YOUR TASK: For every line in the material, output its text exactly and exclude any image it holds.

-------- DATASET ENTRIES --------

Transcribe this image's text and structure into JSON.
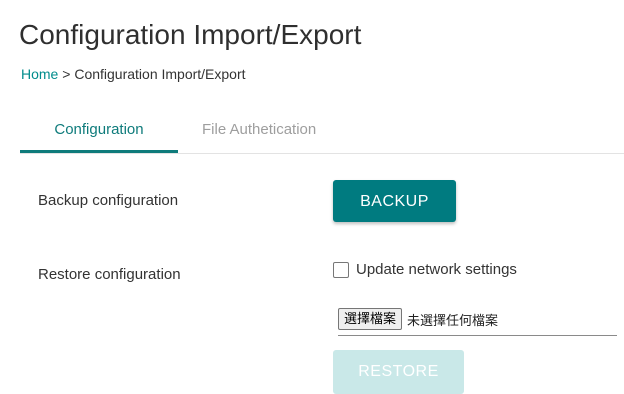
{
  "header": {
    "title": "Configuration Import/Export"
  },
  "breadcrumb": {
    "home": "Home",
    "separator": ">",
    "current": "Configuration Import/Export"
  },
  "tabs": [
    {
      "label": "Configuration",
      "active": true
    },
    {
      "label": "File Authetication",
      "active": false
    }
  ],
  "backup": {
    "label": "Backup configuration",
    "button_label": "BACKUP"
  },
  "restore": {
    "label": "Restore configuration",
    "checkbox_label": "Update network settings",
    "checkbox_checked": false,
    "file_button_label": "選擇檔案",
    "file_status": "未選擇任何檔案",
    "button_label": "RESTORE",
    "button_disabled": true
  },
  "colors": {
    "accent": "#007b80",
    "link": "#008c8c",
    "disabled_button": "#c9e8e8"
  }
}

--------

ANSWER FOR THIS EXERCISE:
Transcribe this image's text and structure into JSON.
{
  "header": {
    "title": "Configuration Import/Export"
  },
  "breadcrumb": {
    "home": "Home",
    "separator": ">",
    "current": "Configuration Import/Export"
  },
  "tabs": [
    {
      "label": "Configuration",
      "active": true
    },
    {
      "label": "File Authetication",
      "active": false
    }
  ],
  "backup": {
    "label": "Backup configuration",
    "button_label": "BACKUP"
  },
  "restore": {
    "label": "Restore configuration",
    "checkbox_label": "Update network settings",
    "checkbox_checked": false,
    "file_button_label": "選擇檔案",
    "file_status": "未選擇任何檔案",
    "button_label": "RESTORE",
    "button_disabled": true
  },
  "colors": {
    "accent": "#007b80",
    "link": "#008c8c",
    "disabled_button": "#c9e8e8"
  }
}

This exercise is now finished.